Unia’s studies

Unia’s studies bear witness to a multidisciplinary approach and collect objective, reliable data. Those data are the building blocks of a fact-based policy.

Diversity Barometer

With its 'Diversity Barometer' Unia maps out the following aspects of Belgian society:

  • The degree of discrimination: the behaviour toward specific target groups in society. These target groups are characterised by their origin, age, handicap, sexual orientation, and so forth.
  • The degree of tolerance: the attitudes toward these target groups.
  • The degree of participation: the degree to which these target groups contribute to society.

The 'Diversity Barometer' is directed toward three recipients: policymakers; social partners and civil society; and supranational authorities, so as to observe the monitoring and evaluation requirements of human rights treaties.

Unia wants to report regularly on the sectors that are most concerned in diversity: employment, housing and education. Therefore we publish a biennial 'Diversity Barometer’ dedicated to one of these three topics. In 2012 the first 'Diversity Barometer: Work' appeared; in 2014, the first 'Diversity Barometer: Housing'; and in 2018 the first 'Diversity Barometer: Education’. Thereafter we resume the cycle. Thus we can compare the data collected every six years.

Socioeconomic Monitoring

Employment is one of the highest priorities of our country’s government. Whether it involves economic recovery, industrial development, technological innovation, development of entrepreneurship, training and guidance of job seekers, or involvement of social partners and the political world, employment has always been central to the development of our society.

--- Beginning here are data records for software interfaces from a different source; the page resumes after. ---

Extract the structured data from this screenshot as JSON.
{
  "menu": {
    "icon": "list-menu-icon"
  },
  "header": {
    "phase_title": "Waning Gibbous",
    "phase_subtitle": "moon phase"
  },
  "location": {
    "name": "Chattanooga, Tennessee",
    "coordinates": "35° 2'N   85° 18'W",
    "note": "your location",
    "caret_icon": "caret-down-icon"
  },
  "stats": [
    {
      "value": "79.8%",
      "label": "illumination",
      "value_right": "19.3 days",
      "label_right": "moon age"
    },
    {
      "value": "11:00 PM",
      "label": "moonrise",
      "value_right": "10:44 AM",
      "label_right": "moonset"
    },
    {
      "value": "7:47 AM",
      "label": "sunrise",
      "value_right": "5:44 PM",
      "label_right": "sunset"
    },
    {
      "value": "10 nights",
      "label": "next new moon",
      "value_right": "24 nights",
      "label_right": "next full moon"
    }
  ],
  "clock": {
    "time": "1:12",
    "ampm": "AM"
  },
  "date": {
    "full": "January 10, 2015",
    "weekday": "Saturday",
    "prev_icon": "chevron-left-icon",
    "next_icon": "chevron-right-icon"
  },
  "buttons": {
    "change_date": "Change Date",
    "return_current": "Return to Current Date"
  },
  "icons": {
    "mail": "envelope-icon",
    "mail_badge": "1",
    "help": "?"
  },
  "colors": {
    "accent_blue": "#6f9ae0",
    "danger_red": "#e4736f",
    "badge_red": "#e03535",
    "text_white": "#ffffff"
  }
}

'Socioeconomic Monitoring' is an instrument of Unia and the Federal Public Service for Employment, Labour and Social Dialogue, in collaboration with the National Register, the Crossroads Bank for Social Security, the Commission for the Protection of Privacy, and experts. Its purpose is to get a clear view of the situation of those in the labour market depending on their origin and migration background.

The first report on 'Socioeconomic monitoring' appeared in 2013; the second report in 2015, the third report in 2017 and the fourth report in 2020.